### [Aim of the task]
All of the data must be output exactly, with every picture left out.
________________________
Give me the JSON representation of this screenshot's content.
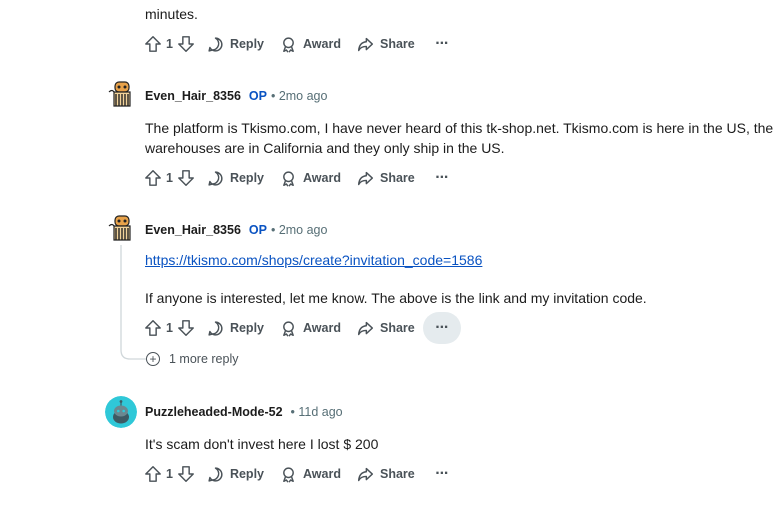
{
  "top_comment": {
    "body_tail": "minutes.",
    "vote_count": "1",
    "reply_label": "Reply",
    "award_label": "Award",
    "share_label": "Share",
    "more_label": "···"
  },
  "comment1": {
    "username": "Even_Hair_8356",
    "op_label": "OP",
    "meta": "• 2mo ago",
    "body_line1": "The platform is Tkismo.com, I have never heard of this tk-shop.net. Tkismo.com is here in the US, their",
    "body_line2": "warehouses are in California and they only ship in the US.",
    "vote_count": "1",
    "reply_label": "Reply",
    "award_label": "Award",
    "share_label": "Share",
    "more_label": "···"
  },
  "comment2": {
    "username": "Even_Hair_8356",
    "op_label": "OP",
    "meta": "• 2mo ago",
    "link_text": "https://tkismo.com/shops/create?invitation_code=1586",
    "body": "If anyone is interested, let me know. The above is the link and my invitation code.",
    "vote_count": "1",
    "reply_label": "Reply",
    "award_label": "Award",
    "share_label": "Share",
    "more_label": "···",
    "more_replies": "1 more reply"
  },
  "comment3": {
    "username": "Puzzleheaded-Mode-52",
    "meta": "• 11d ago",
    "body": "It's scam don't invest here I lost $ 200",
    "vote_count": "1",
    "reply_label": "Reply",
    "award_label": "Award",
    "share_label": "Share",
    "more_label": "···"
  },
  "colors": {
    "op_blue": "#0a53c2",
    "action_gray": "#4a5258",
    "hover_bg": "#e5ebee",
    "thread_line": "#d0d7da",
    "avatar_teal": "#2fc8d8"
  },
  "icons": [
    "upvote-icon",
    "downvote-icon",
    "comment-icon",
    "award-icon",
    "share-icon",
    "overflow-icon",
    "expand-plus-icon"
  ]
}
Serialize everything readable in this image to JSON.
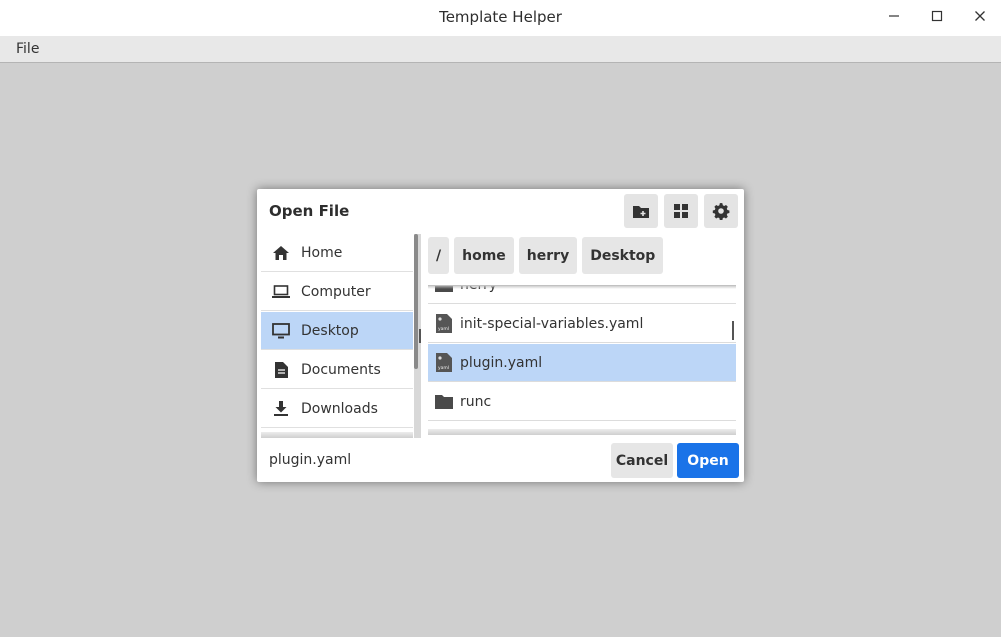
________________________
### [Answer to the exercise]
Give me the JSON representation of this screenshot's content.
{
  "top_comment": {
    "body_tail": "minutes.",
    "vote_count": "1",
    "reply_label": "Reply",
    "award_label": "Award",
    "share_label": "Share",
    "more_label": "···"
  },
  "comment1": {
    "username": "Even_Hair_8356",
    "op_label": "OP",
    "meta": "• 2mo ago",
    "body_line1": "The platform is Tkismo.com, I have never heard of this tk-shop.net. Tkismo.com is here in the US, their",
    "body_line2": "warehouses are in California and they only ship in the US.",
    "vote_count": "1",
    "reply_label": "Reply",
    "award_label": "Award",
    "share_label": "Share",
    "more_label": "···"
  },
  "comment2": {
    "username": "Even_Hair_8356",
    "op_label": "OP",
    "meta": "• 2mo ago",
    "link_text": "https://tkismo.com/shops/create?invitation_code=1586",
    "body": "If anyone is interested, let me know. The above is the link and my invitation code.",
    "vote_count": "1",
    "reply_label": "Reply",
    "award_label": "Award",
    "share_label": "Share",
    "more_label": "···",
    "more_replies": "1 more reply"
  },
  "comment3": {
    "username": "Puzzleheaded-Mode-52",
    "meta": "• 11d ago",
    "body": "It's scam don't invest here I lost $ 200",
    "vote_count": "1",
    "reply_label": "Reply",
    "award_label": "Award",
    "share_label": "Share",
    "more_label": "···"
  },
  "colors": {
    "op_blue": "#0a53c2",
    "action_gray": "#4a5258",
    "hover_bg": "#e5ebee",
    "thread_line": "#d0d7da",
    "avatar_teal": "#2fc8d8"
  },
  "icons": [
    "upvote-icon",
    "downvote-icon",
    "comment-icon",
    "award-icon",
    "share-icon",
    "overflow-icon",
    "expand-plus-icon"
  ]
}
Serialize everything readable in this image to JSON.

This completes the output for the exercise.